Miller, Nephew and collaborators will explore possible benefits of epigenetic combination therapies for patients with triple negative breast cancer and ovarian cancer patients who are resistant to PARP inhibitor (PARPi) therapy. PARP is an enzyme in cells that help repair damaged DNA; the PARP inhibitors work by blocking cancer cells from repairing the damage. The research could bring the benefits of PARPi therapy to a larger group of patients, offering more treatment options.

“We began the first clinical trial combining epigenetic therapy with a PARP inhibitor last year, exploring different doses and learning how to use the combination safely. With support from the SPORE grant, we can expand that initial trial and study how this combination controls breast and ovarian cancers,” Miller said. Miller is associate director of clinical research at the cancer center and the Ballvé-Lantero Professor of Oncology at IU School of Medicine.

“Blood and tumor samples collected from patients in the trial will complement the work Dr. Nephew and Dr. Rassool are doing in the lab, helping us to better understand how the combination works and which patients are most likely to benefit,” Miller said.

Researchers on this SPORE grant have collaborated on epigenetic research for many years. In 2018, Miller and Nephew were named to the Van Andel Institute–Stand Up To Cancer (SU2C) Epigenetics Dream Team, a multi-institutional effort to identify new and more effective cancer therapies and test them in the clinic to improve patient care. The VAI-SU2C Epigenetics Dream Team has launched more than a dozen epigenetic therapy clinical trials in recent years and will support trials from this SPORE.

“SPORE grants are the highest level of research funding dedicated to moving science from the laboratory to cancer patients, and they have great impact in advancing new and innovative approaches in cancer care and treatment,” said Kelvin Lee, MD, director of the IU Simon Comprehensive Cancer Center. “The very impressive research project of Drs. Nephew, Rassool and Miller is at the heart of clinical research in this epigenetics SPORE; it has the real potential to be a groundbreaking approach for some of the hardest to treat breast and ovarian cancers.”

This SPORE grant is the first in NCI history to support a thematic focus on epigenetics and can be renewed indefinitely. Read more about the grant and additional projects on the NCI website.


IU School of Medicine is the largest medical school in the U.S. and is annually ranked among the top medical schools in the nation by U.S. News & World Report.
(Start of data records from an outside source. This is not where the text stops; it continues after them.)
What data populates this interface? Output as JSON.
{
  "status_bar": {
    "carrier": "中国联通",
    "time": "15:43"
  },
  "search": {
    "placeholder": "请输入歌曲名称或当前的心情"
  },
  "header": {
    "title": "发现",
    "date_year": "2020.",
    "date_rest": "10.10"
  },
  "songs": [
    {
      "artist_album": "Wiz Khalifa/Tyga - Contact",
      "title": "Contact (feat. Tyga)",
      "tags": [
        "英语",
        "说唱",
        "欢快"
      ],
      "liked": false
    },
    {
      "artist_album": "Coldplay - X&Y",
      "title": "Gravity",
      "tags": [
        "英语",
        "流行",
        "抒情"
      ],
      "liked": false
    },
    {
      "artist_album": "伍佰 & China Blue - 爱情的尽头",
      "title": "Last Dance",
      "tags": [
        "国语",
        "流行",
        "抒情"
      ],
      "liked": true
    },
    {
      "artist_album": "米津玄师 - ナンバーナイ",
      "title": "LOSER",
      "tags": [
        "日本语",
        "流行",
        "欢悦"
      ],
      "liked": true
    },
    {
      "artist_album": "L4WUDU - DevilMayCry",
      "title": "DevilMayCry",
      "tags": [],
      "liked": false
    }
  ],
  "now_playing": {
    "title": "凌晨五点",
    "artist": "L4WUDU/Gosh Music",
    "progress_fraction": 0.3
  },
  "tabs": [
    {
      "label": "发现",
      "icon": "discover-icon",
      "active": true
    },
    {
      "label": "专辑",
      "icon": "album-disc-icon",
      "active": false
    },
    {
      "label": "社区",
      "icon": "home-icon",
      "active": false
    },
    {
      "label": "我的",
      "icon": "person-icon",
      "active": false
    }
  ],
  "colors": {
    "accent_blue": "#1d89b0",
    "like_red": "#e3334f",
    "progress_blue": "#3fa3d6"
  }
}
The school offers high-quality medical education, access to leading medical research and rich campus life in nine Indiana cities, including rural and urban locations consistently recognized for livability.